#### To do:
The lines wanted are those in the data below that include "name".

<<<<

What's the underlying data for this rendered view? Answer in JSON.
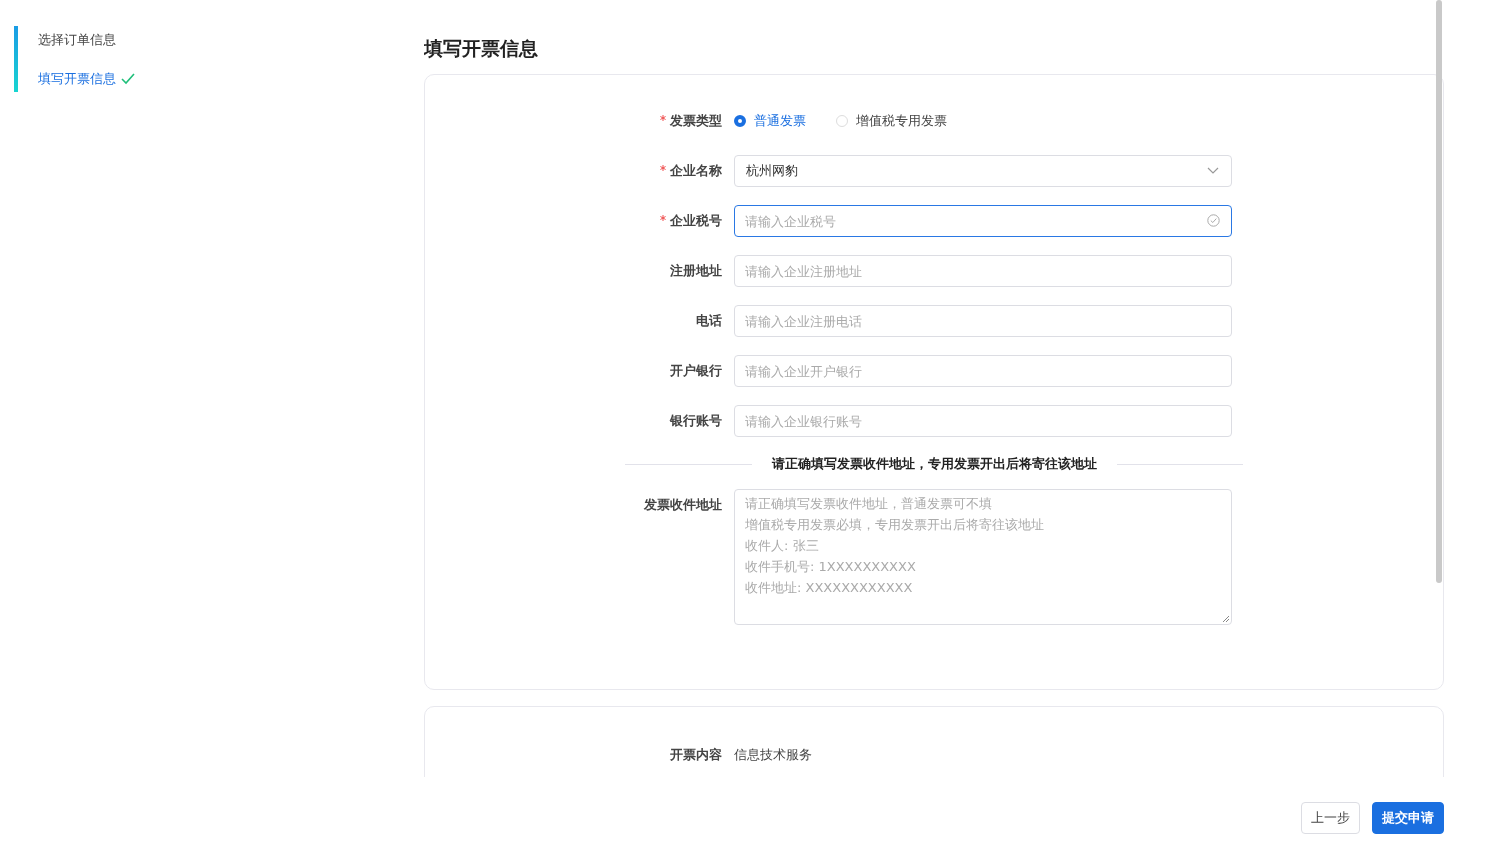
{
  "steps": [
    {
      "label": "选择订单信息",
      "selected": false,
      "completed": false
    },
    {
      "label": "填写开票信息",
      "selected": true,
      "completed": true
    }
  ],
  "title": "填写开票信息",
  "form": {
    "fields": [
      {
        "kind": "radio",
        "label": "发票类型",
        "required": true,
        "options": [
          {
            "label": "普通发票",
            "selected": true
          },
          {
            "label": "增值税专用发票",
            "selected": false
          }
        ]
      },
      {
        "kind": "select",
        "label": "企业名称",
        "required": true,
        "value": "杭州网豹"
      },
      {
        "kind": "input",
        "label": "企业税号",
        "required": true,
        "placeholder": "请输入企业税号",
        "focused": true
      },
      {
        "kind": "input",
        "label": "注册地址",
        "required": false,
        "placeholder": "请输入企业注册地址",
        "focused": false
      },
      {
        "kind": "input",
        "label": "电话",
        "required": false,
        "placeholder": "请输入企业注册电话",
        "focused": false
      },
      {
        "kind": "input",
        "label": "开户银行",
        "required": false,
        "placeholder": "请输入企业开户银行",
        "focused": false
      },
      {
        "kind": "input",
        "label": "银行账号",
        "required": false,
        "placeholder": "请输入企业银行账号",
        "focused": false
      },
      {
        "kind": "divider",
        "label": "请正确填写发票收件地址，专用发票开出后将寄往该地址"
      },
      {
        "kind": "textarea",
        "label": "发票收件地址",
        "required": false,
        "placeholder_lines": [
          "请正确填写发票收件地址，普通发票可不填",
          "增值税专用发票必填，专用发票开出后将寄往该地址",
          "收件人: 张三",
          "收件手机号: 1XXXXXXXXXX",
          "收件地址: XXXXXXXXXXXX"
        ]
      }
    ]
  },
  "content": {
    "label": "开票内容",
    "value": "信息技术服务"
  },
  "buttons": [
    {
      "label": "上一步",
      "kind": "default"
    },
    {
      "label": "提交申请",
      "kind": "primary"
    }
  ]
}
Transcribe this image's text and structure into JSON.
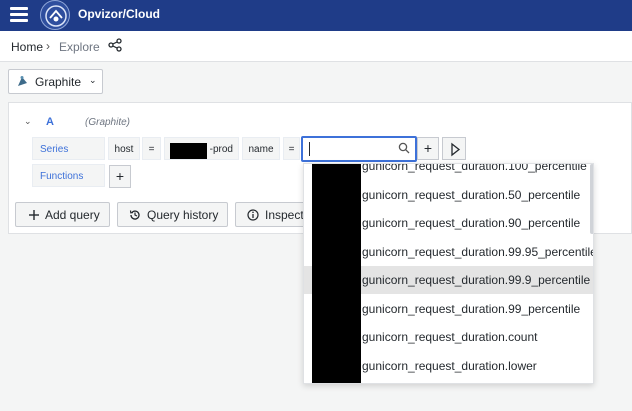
{
  "topbar": {
    "title": "Opvizor/Cloud"
  },
  "breadcrumb": {
    "home": "Home",
    "separator": "›",
    "current": "Explore"
  },
  "datasource": {
    "label": "Graphite"
  },
  "query": {
    "letter": "A",
    "datasource_hint": "(Graphite)",
    "series_label": "Series",
    "functions_label": "Functions",
    "tag1_key": "host",
    "tag1_op": "=",
    "tag1_value_suffix": "-prod",
    "tag2_key": "name",
    "tag2_op": "=",
    "add_tag": "+",
    "add_function": "+"
  },
  "buttons": {
    "add_query": "Add query",
    "query_history": "Query history",
    "inspector": "Inspector"
  },
  "dropdown": {
    "options": [
      "gunicorn_request_duration.100_percentile",
      "gunicorn_request_duration.50_percentile",
      "gunicorn_request_duration.90_percentile",
      "gunicorn_request_duration.99.95_percentile",
      "gunicorn_request_duration.99.9_percentile",
      "gunicorn_request_duration.99_percentile",
      "gunicorn_request_duration.count",
      "gunicorn_request_duration.lower"
    ],
    "highlighted_index": 4
  },
  "colors": {
    "topbar": "#1f3c88",
    "accent": "#3d71d9",
    "highlight": "#e4e4e4"
  }
}
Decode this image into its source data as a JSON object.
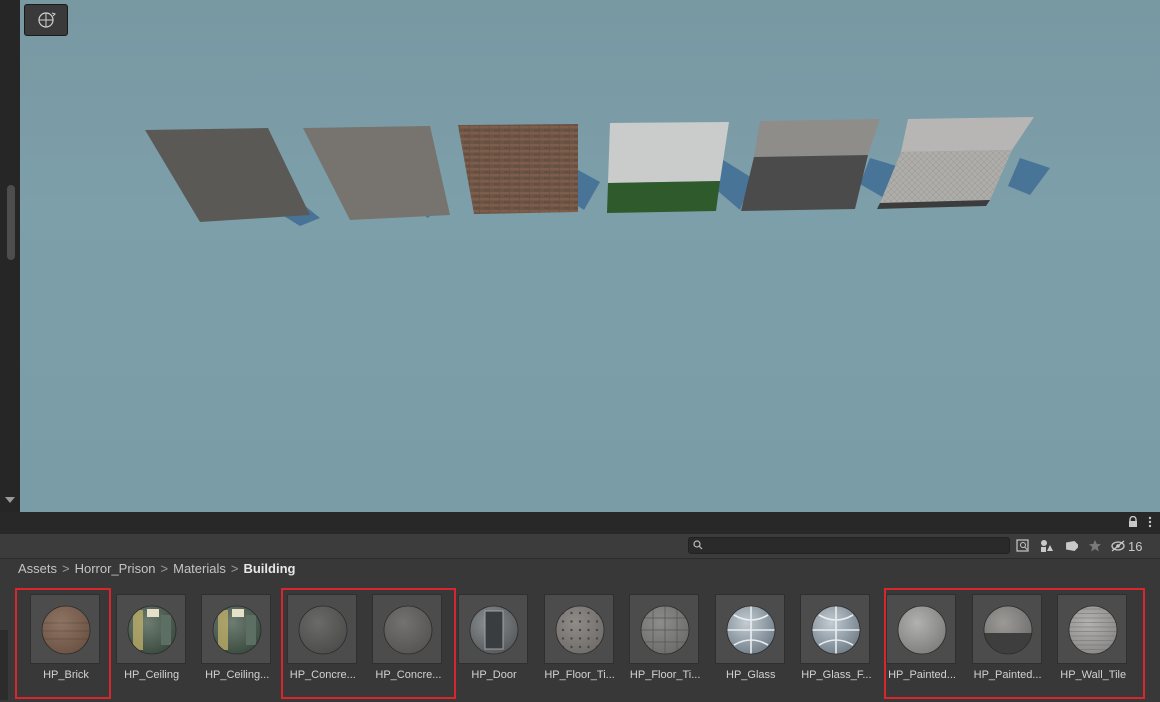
{
  "scene": {
    "gizmo_icon": "camera-orbit-icon",
    "planes": [
      {
        "name": "dark-concrete",
        "color": "#5a5855"
      },
      {
        "name": "light-concrete",
        "color": "#777370"
      },
      {
        "name": "brick",
        "color": "#6f5546"
      },
      {
        "name": "painted-green-white",
        "top": "#c9ccca",
        "bottom": "#2e5a2c"
      },
      {
        "name": "painted-grey",
        "top": "#8c8a86",
        "bottom": "#4a4a4a"
      },
      {
        "name": "wall-tile",
        "top": "#b4b4b2",
        "bottom": "#a7a6a3"
      }
    ]
  },
  "panel": {
    "menu": {
      "lock_icon": "lock-icon",
      "more_icon": "kebab-icon"
    },
    "search": {
      "placeholder": "",
      "icon": "search-icon"
    },
    "toolbar": {
      "icons": [
        "search-filter-icon",
        "type-filter-icon",
        "label-filter-icon",
        "favorite-icon"
      ],
      "hidden_count": "16"
    },
    "breadcrumb": {
      "items": [
        "Assets",
        "Horror_Prison",
        "Materials"
      ],
      "current": "Building",
      "separator": ">"
    },
    "assets": [
      {
        "label": "HP_Brick",
        "kind": "brick"
      },
      {
        "label": "HP_Ceiling",
        "kind": "ceiling"
      },
      {
        "label": "HP_Ceiling...",
        "kind": "ceiling"
      },
      {
        "label": "HP_Concre...",
        "kind": "concrete"
      },
      {
        "label": "HP_Concre...",
        "kind": "concrete2"
      },
      {
        "label": "HP_Door",
        "kind": "door"
      },
      {
        "label": "HP_Floor_Ti...",
        "kind": "floor-dots"
      },
      {
        "label": "HP_Floor_Ti...",
        "kind": "floor-grid"
      },
      {
        "label": "HP_Glass",
        "kind": "glass"
      },
      {
        "label": "HP_Glass_F...",
        "kind": "glass"
      },
      {
        "label": "HP_Painted...",
        "kind": "painted"
      },
      {
        "label": "HP_Painted...",
        "kind": "painted2"
      },
      {
        "label": "HP_Wall_Tile",
        "kind": "tile"
      }
    ],
    "highlight_color": "#d8262d"
  }
}
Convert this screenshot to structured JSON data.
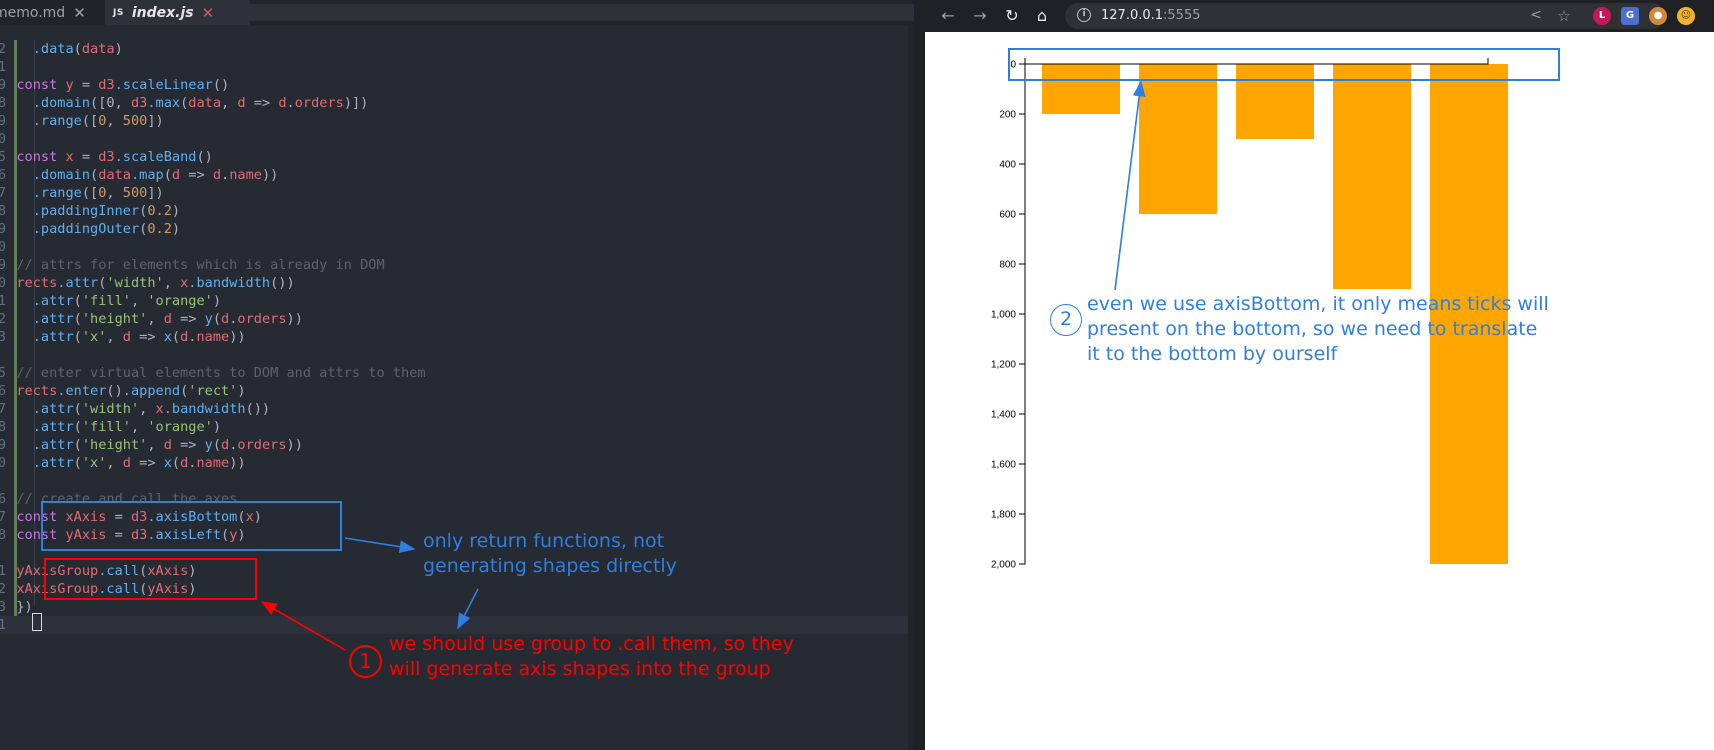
{
  "editor": {
    "tabs": [
      {
        "label": "memo.md",
        "close": "✕"
      },
      {
        "label": "index.js",
        "badge": "JS",
        "close": "✕"
      }
    ],
    "line_numbers": [
      "2",
      "1",
      "",
      "9",
      "8",
      "9",
      "0",
      "",
      "5",
      "6",
      "7",
      "8",
      "9",
      "0",
      "",
      "9",
      "0",
      "1",
      "2",
      "3",
      "",
      "5",
      "6",
      "7",
      "8",
      "9",
      "0",
      "",
      "6",
      "7",
      "8",
      "",
      "1",
      "2",
      "3",
      "1"
    ],
    "code": [
      {
        "n": "2",
        "t": [
          [
            "pl",
            "    "
          ],
          [
            "fn",
            ".data"
          ],
          [
            "pl",
            "("
          ],
          [
            "vr",
            "data"
          ],
          [
            "pl",
            ")"
          ]
        ]
      },
      {
        "n": "1",
        "t": []
      },
      {
        "n": "9",
        "t": [
          [
            "kw",
            "  const "
          ],
          [
            "vr",
            "y"
          ],
          [
            "pl",
            " = "
          ],
          [
            "vr",
            "d3"
          ],
          [
            "fn",
            ".scaleLinear"
          ],
          [
            "pl",
            "()"
          ]
        ]
      },
      {
        "n": "8",
        "t": [
          [
            "fn",
            "    .domain"
          ],
          [
            "pl",
            "([0, "
          ],
          [
            "vr",
            "d3"
          ],
          [
            "fn",
            ".max"
          ],
          [
            "pl",
            "("
          ],
          [
            "vr",
            "data"
          ],
          [
            "pl",
            ", "
          ],
          [
            "vr",
            "d"
          ],
          [
            "pl",
            " => "
          ],
          [
            "vr",
            "d"
          ],
          [
            "pl",
            "."
          ],
          [
            "vr",
            "orders"
          ],
          [
            "pl",
            ")])"
          ]
        ]
      },
      {
        "n": "9",
        "t": [
          [
            "fn",
            "    .range"
          ],
          [
            "pl",
            "(["
          ],
          [
            "nm",
            "0"
          ],
          [
            "pl",
            ", "
          ],
          [
            "nm",
            "500"
          ],
          [
            "pl",
            "])"
          ]
        ]
      },
      {
        "n": "0",
        "t": []
      },
      {
        "n": "5",
        "t": [
          [
            "kw",
            "  const "
          ],
          [
            "vr",
            "x"
          ],
          [
            "pl",
            " = "
          ],
          [
            "vr",
            "d3"
          ],
          [
            "fn",
            ".scaleBand"
          ],
          [
            "pl",
            "()"
          ]
        ]
      },
      {
        "n": "6",
        "t": [
          [
            "fn",
            "    .domain"
          ],
          [
            "pl",
            "("
          ],
          [
            "vr",
            "data"
          ],
          [
            "fn",
            ".map"
          ],
          [
            "pl",
            "("
          ],
          [
            "vr",
            "d"
          ],
          [
            "pl",
            " => "
          ],
          [
            "vr",
            "d"
          ],
          [
            "pl",
            "."
          ],
          [
            "vr",
            "name"
          ],
          [
            "pl",
            "))"
          ]
        ]
      },
      {
        "n": "7",
        "t": [
          [
            "fn",
            "    .range"
          ],
          [
            "pl",
            "(["
          ],
          [
            "nm",
            "0"
          ],
          [
            "pl",
            ", "
          ],
          [
            "nm",
            "500"
          ],
          [
            "pl",
            "])"
          ]
        ]
      },
      {
        "n": "8",
        "t": [
          [
            "fn",
            "    .paddingInner"
          ],
          [
            "pl",
            "("
          ],
          [
            "nm",
            "0.2"
          ],
          [
            "pl",
            ")"
          ]
        ]
      },
      {
        "n": "9",
        "t": [
          [
            "fn",
            "    .paddingOuter"
          ],
          [
            "pl",
            "("
          ],
          [
            "nm",
            "0.2"
          ],
          [
            "pl",
            ")"
          ]
        ]
      },
      {
        "n": "0",
        "t": []
      },
      {
        "n": "9",
        "t": [
          [
            "cm",
            "  // attrs for elements which is already in DOM"
          ]
        ]
      },
      {
        "n": "0",
        "t": [
          [
            "vr",
            "  rects"
          ],
          [
            "fn",
            ".attr"
          ],
          [
            "pl",
            "("
          ],
          [
            "st",
            "'width'"
          ],
          [
            "pl",
            ", "
          ],
          [
            "vr",
            "x"
          ],
          [
            "fn",
            ".bandwidth"
          ],
          [
            "pl",
            "())"
          ]
        ]
      },
      {
        "n": "1",
        "t": [
          [
            "fn",
            "    .attr"
          ],
          [
            "pl",
            "("
          ],
          [
            "st",
            "'fill'"
          ],
          [
            "pl",
            ", "
          ],
          [
            "st",
            "'orange'"
          ],
          [
            "pl",
            ")"
          ]
        ]
      },
      {
        "n": "2",
        "t": [
          [
            "fn",
            "    .attr"
          ],
          [
            "pl",
            "("
          ],
          [
            "st",
            "'height'"
          ],
          [
            "pl",
            ", "
          ],
          [
            "vr",
            "d"
          ],
          [
            "pl",
            " => "
          ],
          [
            "fn",
            "y"
          ],
          [
            "pl",
            "("
          ],
          [
            "vr",
            "d"
          ],
          [
            "pl",
            "."
          ],
          [
            "vr",
            "orders"
          ],
          [
            "pl",
            "))"
          ]
        ]
      },
      {
        "n": "3",
        "t": [
          [
            "fn",
            "    .attr"
          ],
          [
            "pl",
            "("
          ],
          [
            "st",
            "'x'"
          ],
          [
            "pl",
            ", "
          ],
          [
            "vr",
            "d"
          ],
          [
            "pl",
            " => "
          ],
          [
            "fn",
            "x"
          ],
          [
            "pl",
            "("
          ],
          [
            "vr",
            "d"
          ],
          [
            "pl",
            "."
          ],
          [
            "vr",
            "name"
          ],
          [
            "pl",
            "))"
          ]
        ]
      },
      {
        "n": "",
        "t": []
      },
      {
        "n": "5",
        "t": [
          [
            "cm",
            "  // enter virtual elements to DOM and attrs to them"
          ]
        ]
      },
      {
        "n": "6",
        "t": [
          [
            "vr",
            "  rects"
          ],
          [
            "fn",
            ".enter"
          ],
          [
            "pl",
            "()"
          ],
          [
            "fn",
            ".append"
          ],
          [
            "pl",
            "("
          ],
          [
            "st",
            "'rect'"
          ],
          [
            "pl",
            ")"
          ]
        ]
      },
      {
        "n": "7",
        "t": [
          [
            "fn",
            "    .attr"
          ],
          [
            "pl",
            "("
          ],
          [
            "st",
            "'width'"
          ],
          [
            "pl",
            ", "
          ],
          [
            "vr",
            "x"
          ],
          [
            "fn",
            ".bandwidth"
          ],
          [
            "pl",
            "())"
          ]
        ]
      },
      {
        "n": "8",
        "t": [
          [
            "fn",
            "    .attr"
          ],
          [
            "pl",
            "("
          ],
          [
            "st",
            "'fill'"
          ],
          [
            "pl",
            ", "
          ],
          [
            "st",
            "'orange'"
          ],
          [
            "pl",
            ")"
          ]
        ]
      },
      {
        "n": "9",
        "t": [
          [
            "fn",
            "    .attr"
          ],
          [
            "pl",
            "("
          ],
          [
            "st",
            "'height'"
          ],
          [
            "pl",
            ", "
          ],
          [
            "vr",
            "d"
          ],
          [
            "pl",
            " => "
          ],
          [
            "fn",
            "y"
          ],
          [
            "pl",
            "("
          ],
          [
            "vr",
            "d"
          ],
          [
            "pl",
            "."
          ],
          [
            "vr",
            "orders"
          ],
          [
            "pl",
            "))"
          ]
        ]
      },
      {
        "n": "0",
        "t": [
          [
            "fn",
            "    .attr"
          ],
          [
            "pl",
            "("
          ],
          [
            "st",
            "'x'"
          ],
          [
            "pl",
            ", "
          ],
          [
            "vr",
            "d"
          ],
          [
            "pl",
            " => "
          ],
          [
            "fn",
            "x"
          ],
          [
            "pl",
            "("
          ],
          [
            "vr",
            "d"
          ],
          [
            "pl",
            "."
          ],
          [
            "vr",
            "name"
          ],
          [
            "pl",
            "))"
          ]
        ]
      },
      {
        "n": "",
        "t": []
      },
      {
        "n": "6",
        "t": [
          [
            "cm",
            "  // create and call the axes"
          ]
        ]
      },
      {
        "n": "7",
        "t": [
          [
            "kw",
            "  const "
          ],
          [
            "vr",
            "xAxis"
          ],
          [
            "pl",
            " = "
          ],
          [
            "vr",
            "d3"
          ],
          [
            "fn",
            ".axisBottom"
          ],
          [
            "pl",
            "("
          ],
          [
            "vr",
            "x"
          ],
          [
            "pl",
            ")"
          ]
        ]
      },
      {
        "n": "8",
        "t": [
          [
            "kw",
            "  const "
          ],
          [
            "vr",
            "yAxis"
          ],
          [
            "pl",
            " = "
          ],
          [
            "vr",
            "d3"
          ],
          [
            "fn",
            ".axisLeft"
          ],
          [
            "pl",
            "("
          ],
          [
            "vr",
            "y"
          ],
          [
            "pl",
            ")"
          ]
        ]
      },
      {
        "n": "",
        "t": []
      },
      {
        "n": "1",
        "t": [
          [
            "vr",
            "  yAxisGroup"
          ],
          [
            "fn",
            ".call"
          ],
          [
            "pl",
            "("
          ],
          [
            "vr",
            "xAxis"
          ],
          [
            "pl",
            ")"
          ]
        ]
      },
      {
        "n": "2",
        "t": [
          [
            "vr",
            "  xAxisGroup"
          ],
          [
            "fn",
            ".call"
          ],
          [
            "pl",
            "("
          ],
          [
            "vr",
            "yAxis"
          ],
          [
            "pl",
            ")"
          ]
        ]
      },
      {
        "n": "3",
        "t": [
          [
            "pl",
            "  })"
          ]
        ]
      },
      {
        "n": "1",
        "t": []
      }
    ],
    "annotations": {
      "blue_note": "only return functions, not\ngenerating shapes directly",
      "red_note": "we should use group to .call them, so they\nwill generate axis shapes into the group",
      "red_number": "1",
      "red_color": "#ff0000",
      "blue_color": "#2f7fe0"
    }
  },
  "browser": {
    "url_host": "127.0.0.1",
    "url_port": ":5555",
    "icons": [
      "back-icon",
      "forward-icon",
      "reload-icon",
      "home-icon",
      "info-icon",
      "share-icon",
      "star-icon"
    ],
    "annotation": {
      "number": "2",
      "text": "even we use axisBottom, it only means ticks will\npresent on the bottom, so we need to translate\nit to the bottom by ourself",
      "color": "#2f7fe0"
    }
  },
  "chart_data": {
    "type": "bar",
    "bar_color": "#ffa500",
    "values": [
      200,
      600,
      300,
      900,
      2000
    ],
    "y_ticks": [
      "0",
      "200",
      "400",
      "600",
      "800",
      "1,000",
      "1,200",
      "1,400",
      "1,600",
      "1,800",
      "2,000"
    ],
    "ylim": [
      0,
      2000
    ],
    "y_axis_inverted": true,
    "title": "",
    "xlabel": "",
    "ylabel": ""
  }
}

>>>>

#### Answer area:
    "tag2_key": "name",
        "name": "dark-concrete",
        "name": "light-concrete",
        "name": "brick",
        "name": "painted-green-white",
        "name": "painted-grey",
        "name": "wall-tile",
            "name"
            "name"
            "name"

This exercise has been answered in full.